The more time passes, the more AI capabilities seem to expand into our human domain. Up to now there has been the comfortable thought that the ability of the human imagination, and through that, creativity would be safe from takeover. But now with the development of advanced visual sensing technology and software, the development of AI spatial intelligence is well within current possibilities. That is, what the AI processor “sees” through the “camera” in 2D, it will be capable of interpreting into 3D exactly in the same way that we do through our awareness of what we are looking at. The awareness capability being a combination of the sentient biological neural development and the experiential learning from birth. In AI this experiential learning is now able to be replicated through the development of ever larger language models.

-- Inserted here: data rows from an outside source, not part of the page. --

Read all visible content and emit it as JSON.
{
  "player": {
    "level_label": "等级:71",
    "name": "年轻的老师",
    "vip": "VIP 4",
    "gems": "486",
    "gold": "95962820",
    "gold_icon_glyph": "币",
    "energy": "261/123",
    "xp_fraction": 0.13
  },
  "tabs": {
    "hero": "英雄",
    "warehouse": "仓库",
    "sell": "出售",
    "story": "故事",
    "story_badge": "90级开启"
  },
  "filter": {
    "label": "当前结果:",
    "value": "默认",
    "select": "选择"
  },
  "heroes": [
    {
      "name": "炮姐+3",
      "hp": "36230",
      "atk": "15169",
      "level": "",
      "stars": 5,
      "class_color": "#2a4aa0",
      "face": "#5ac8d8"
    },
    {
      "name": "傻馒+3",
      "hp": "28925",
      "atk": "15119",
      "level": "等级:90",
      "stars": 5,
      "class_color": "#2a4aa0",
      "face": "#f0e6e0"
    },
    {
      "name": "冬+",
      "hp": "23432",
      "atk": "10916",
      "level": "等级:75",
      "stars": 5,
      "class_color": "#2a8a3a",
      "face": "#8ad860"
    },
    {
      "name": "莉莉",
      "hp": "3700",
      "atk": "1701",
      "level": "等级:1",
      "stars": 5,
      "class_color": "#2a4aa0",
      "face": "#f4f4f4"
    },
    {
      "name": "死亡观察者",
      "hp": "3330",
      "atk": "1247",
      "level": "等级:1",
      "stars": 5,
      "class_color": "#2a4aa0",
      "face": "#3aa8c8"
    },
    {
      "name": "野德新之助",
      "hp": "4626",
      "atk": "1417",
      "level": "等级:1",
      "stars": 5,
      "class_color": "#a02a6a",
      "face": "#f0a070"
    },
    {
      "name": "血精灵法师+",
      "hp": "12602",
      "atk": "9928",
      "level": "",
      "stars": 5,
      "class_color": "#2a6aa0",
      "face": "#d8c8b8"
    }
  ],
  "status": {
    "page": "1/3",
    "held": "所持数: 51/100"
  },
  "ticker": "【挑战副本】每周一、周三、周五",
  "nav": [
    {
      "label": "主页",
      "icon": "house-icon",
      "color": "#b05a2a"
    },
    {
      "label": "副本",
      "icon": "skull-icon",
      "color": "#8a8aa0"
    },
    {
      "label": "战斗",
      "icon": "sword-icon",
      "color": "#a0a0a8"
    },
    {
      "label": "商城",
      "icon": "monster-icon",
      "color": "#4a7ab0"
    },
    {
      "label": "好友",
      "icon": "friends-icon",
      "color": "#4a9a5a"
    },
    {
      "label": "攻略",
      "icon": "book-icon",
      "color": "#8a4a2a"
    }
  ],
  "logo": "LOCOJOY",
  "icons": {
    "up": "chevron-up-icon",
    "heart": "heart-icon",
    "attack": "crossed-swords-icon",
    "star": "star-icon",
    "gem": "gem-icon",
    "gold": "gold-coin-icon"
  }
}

So, is it possible that the precious unique human ability of imagination, is about to be replaced by an AI “machine” able to interpret what it cannot directly “see”? When we “see” something we are applying all the learned experience from birth to interpret what it is, and where it is, in space and time. An almost unique human ability is to be able to “see” something in our mind’s “eye”, in other words, imagine. This ability to imagine is what enables our creativity.

Machine learned capabilities

For a machine to be able to learn to imaginatively create, currently it will need prompting: asked questions; instructed; by an external, currently human, resource. However, as with current well-developed machine learning AI technology, even the ability to “prompt” will become a machine learned capability. But always with limitations because however large the language model resource being applied, there will always be nooks and crannies of absorbed information that have not been discovered. An addition, although reducing, flaw in the AI language model is that it “hallucinates” and produces illogical output. Although that is not necessarily the prerogative of the machine, and may even be an aspect of creativity – “where did that idea come from?” However, regardless of the effectiveness of the output, AI is not able to evaluate the human moral or ethical aspect of the AI developed idea.

So, there is hope that the truly creative mind will always have a role to play in the development of ideas that will power our future. But it does mean that those who regularly design by repeating existing, past solutions, will certainly be at risk of being replaced by an AI algorithm. And it will not be long before the AI machine that replaces the designer will be a less threatening humanoid robot able to interact with the team with simulated emotional and experiential responses rather than a black box. It is sobering to think that at this stage designers will not be replaced by these humanoid robots quite so soon only because they cost too much.

To make sure that the creative thinker and designer remains essential to our progress the skills required always need to be ahead of the capabilities of AI. To do this the designer will need to harness, and then exceed all the limited capabilities that AI is able to offer. Fortunately, even into the future AI will never have the sense of purpose of humans, common sense, or the ability to achieve perceptual tasks. It may be capable of using the brute force of scale to create amazing images but will not understand the content of the image.

The reality threshold

In the defence of human creativity always being necessary, however well-developed machine learning becomes, it will never be capable of replacing critical thinking; analysing and making reliable decisions based on evidence and logic. The machine is unable to make causal links in the input data in the same way as the human brain because correlation does not always imply causation, which in turn may reduce capacity for precise prediction by AI when causality is critical to the design decision. The brain will distinguish between perceived and imagined mental images by checking whether they cross a “reality threshold”.

Human creativity thrives on empathy, collaboration and shared experiences. The continual development of these attributes together with the ability for critical thinking; all things that machines cannot replicate; are essential for the professional development of the consultant. Human creativity thrives on empathy, collaboration and shared experiences, and by ensuring that this connection between the consultant and client is always maintained, there will be little room for AI to add to the end result other than to crunch the data. Understanding the Human Experience (UX) will always be an essential competency for the foodservice consultant.

Tim Smallwood

(No AI algorithm was used or harmed in the development of these thoughts.)